Simona Halep’s U.S. Open lasted one hour and 16 minutes on Monday.
That’s how long it took Kaia Kanepi, the 44th-ranked player in the world, to defeat Halep, the world No. 1, in the opening match on the new Louis Armstrong Stadium court.
The loss made history. Halep became the first No. 1-seeded woman to lose in the first round of the Open in the Open Era.
Halep had been ranked No. 1 since February after losing in the final of the Australian Open to Caroline Wozniacki. She then beat Sloane Stephens in the final of the French Open for her first Grand Slam victory. She beat Stephens again in the final at Montreal at the start of the month and looked to be on a steep ascent.
My, how she fell.
Kanepi’s 6-2, 6-4 victory was well-earned, her serve and groundstrokes outclassing Halep right from the start, and her determination at the end was decisive.
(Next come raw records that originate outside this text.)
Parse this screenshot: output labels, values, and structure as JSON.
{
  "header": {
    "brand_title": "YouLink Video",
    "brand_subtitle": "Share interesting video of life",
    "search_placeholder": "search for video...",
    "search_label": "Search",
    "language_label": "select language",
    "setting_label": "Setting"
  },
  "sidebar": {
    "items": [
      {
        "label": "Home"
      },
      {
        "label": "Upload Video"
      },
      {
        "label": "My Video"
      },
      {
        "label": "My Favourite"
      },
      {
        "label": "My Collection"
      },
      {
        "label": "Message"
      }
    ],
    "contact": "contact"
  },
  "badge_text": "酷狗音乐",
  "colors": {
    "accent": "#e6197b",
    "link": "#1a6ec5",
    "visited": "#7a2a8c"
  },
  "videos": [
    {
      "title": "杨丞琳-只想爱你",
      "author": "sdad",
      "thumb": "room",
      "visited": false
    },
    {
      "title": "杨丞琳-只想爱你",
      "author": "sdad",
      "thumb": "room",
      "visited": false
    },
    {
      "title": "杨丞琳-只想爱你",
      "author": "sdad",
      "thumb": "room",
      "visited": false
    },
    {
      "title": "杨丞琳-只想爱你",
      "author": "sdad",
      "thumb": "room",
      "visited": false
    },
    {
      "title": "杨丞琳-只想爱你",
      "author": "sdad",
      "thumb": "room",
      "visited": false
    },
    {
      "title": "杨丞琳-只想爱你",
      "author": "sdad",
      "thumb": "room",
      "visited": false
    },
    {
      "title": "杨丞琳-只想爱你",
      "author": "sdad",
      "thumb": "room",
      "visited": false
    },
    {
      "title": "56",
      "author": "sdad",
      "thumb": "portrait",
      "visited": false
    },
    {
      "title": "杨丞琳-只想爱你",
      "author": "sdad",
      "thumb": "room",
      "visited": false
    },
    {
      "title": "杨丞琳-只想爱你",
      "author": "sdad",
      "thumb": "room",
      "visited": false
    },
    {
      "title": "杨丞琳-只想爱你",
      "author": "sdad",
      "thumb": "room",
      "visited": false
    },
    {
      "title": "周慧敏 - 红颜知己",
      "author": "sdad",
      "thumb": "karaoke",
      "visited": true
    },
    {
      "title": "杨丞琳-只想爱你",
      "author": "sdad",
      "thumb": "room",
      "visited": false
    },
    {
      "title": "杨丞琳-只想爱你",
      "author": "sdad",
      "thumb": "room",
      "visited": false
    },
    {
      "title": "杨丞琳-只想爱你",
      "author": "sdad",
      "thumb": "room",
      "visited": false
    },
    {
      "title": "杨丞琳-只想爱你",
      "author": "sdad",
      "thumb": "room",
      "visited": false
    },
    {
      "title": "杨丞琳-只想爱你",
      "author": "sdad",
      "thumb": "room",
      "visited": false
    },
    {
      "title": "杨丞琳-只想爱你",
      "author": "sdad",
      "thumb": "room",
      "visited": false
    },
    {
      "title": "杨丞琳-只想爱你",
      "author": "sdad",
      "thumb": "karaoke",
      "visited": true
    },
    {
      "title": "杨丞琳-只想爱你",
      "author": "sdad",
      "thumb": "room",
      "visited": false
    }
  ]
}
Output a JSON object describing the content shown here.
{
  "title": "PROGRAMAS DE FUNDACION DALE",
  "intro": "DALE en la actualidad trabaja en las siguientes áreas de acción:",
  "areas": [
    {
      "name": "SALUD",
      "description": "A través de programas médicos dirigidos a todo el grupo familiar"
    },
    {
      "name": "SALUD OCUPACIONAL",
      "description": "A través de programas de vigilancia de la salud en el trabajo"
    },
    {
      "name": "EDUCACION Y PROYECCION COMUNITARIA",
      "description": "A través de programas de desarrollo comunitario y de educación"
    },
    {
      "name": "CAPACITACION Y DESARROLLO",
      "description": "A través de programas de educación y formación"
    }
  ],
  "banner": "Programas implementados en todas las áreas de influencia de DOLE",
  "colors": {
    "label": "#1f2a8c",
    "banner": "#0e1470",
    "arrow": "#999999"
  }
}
Kanepi went for her groundstrokes and hit 26 winners (a few drop shot winners thrown in) and teed off on Halep’s second serve, winning 14 of those 20 points.
It’s been both a successful and tiring summer for Halep, winning in Montreal followed by a loss in the final of Cincinnati. She pulled out of the New Haven tournament last week.
“I was tired after Cincinnati, so I needed to rest. I took the rest. But today I just lost,” Halep said. “I didn't play great, but she played really well. I knew that she can play well here. She played quarterfinals last year. I didn't find the balance today. I couldn't play better. So that's it.”
Halep was clearly frustrated at the start of the second set, and tested the resilience of the Armstrong court with her racket. The court won, and after replacing the offending weapon, she still was down 0-3. That’s when the chants of “See-Mo-Na” began and that’s when it seemed she was mounting a comeback. She got those two breaks back and took the set to 4-4.
She was serving 40-15, then came the collapse. When Kanepi broke her again, the crowd switched allegiance and gave her a warm ovation. The “See-Mo-Na” chants were silenced. “I missed three balls, easy balls at 40-15. So it's on me,” Halep said.
The cheers for Halep caught Kanepi’s ear. “I was thinking about that, why they cheer so much for her, because normally they cheer for the underdog,” she said with a smile. “Now they cheer for her. It was a bit annoying for some time, but I got over it. Just try to play as I am supposed to be playing.”
Kanepi isn’t a total outsider when it comes to Grand Slams, having reached the quarterfinals at the French, Wimbledon and the U.S. Open, most recently losing to Madison Keys at Flushing Meadows last year after having to qualify for the main draw. That finish earned her a lot of ranking points, meaning there was a lot on the line in defending them.
Halep will still be No. 1 when the new rankings come out after the Open. That’s largely because she wasn’t defending many points from the Open last year after being bounced out in the first round by Maria Sharapova.
Though disappointed, Halep didn’t seem downtrodden about the loss. Having won that first Slam at the French, there’s seems to be a renewed source of confidence on a bad day.
“After winning a Grand Slam, the pressure is off. So I'm trying just to relax more,” Halep said. “But it's always tough to lose a match, because I'm very competitive player. And also when I go on court, I want to give everything I have. So it's tough to lose. Sometimes I have tears. It's normal. But now I feel better. I feel that it just was a bad day, and I will move on fast.”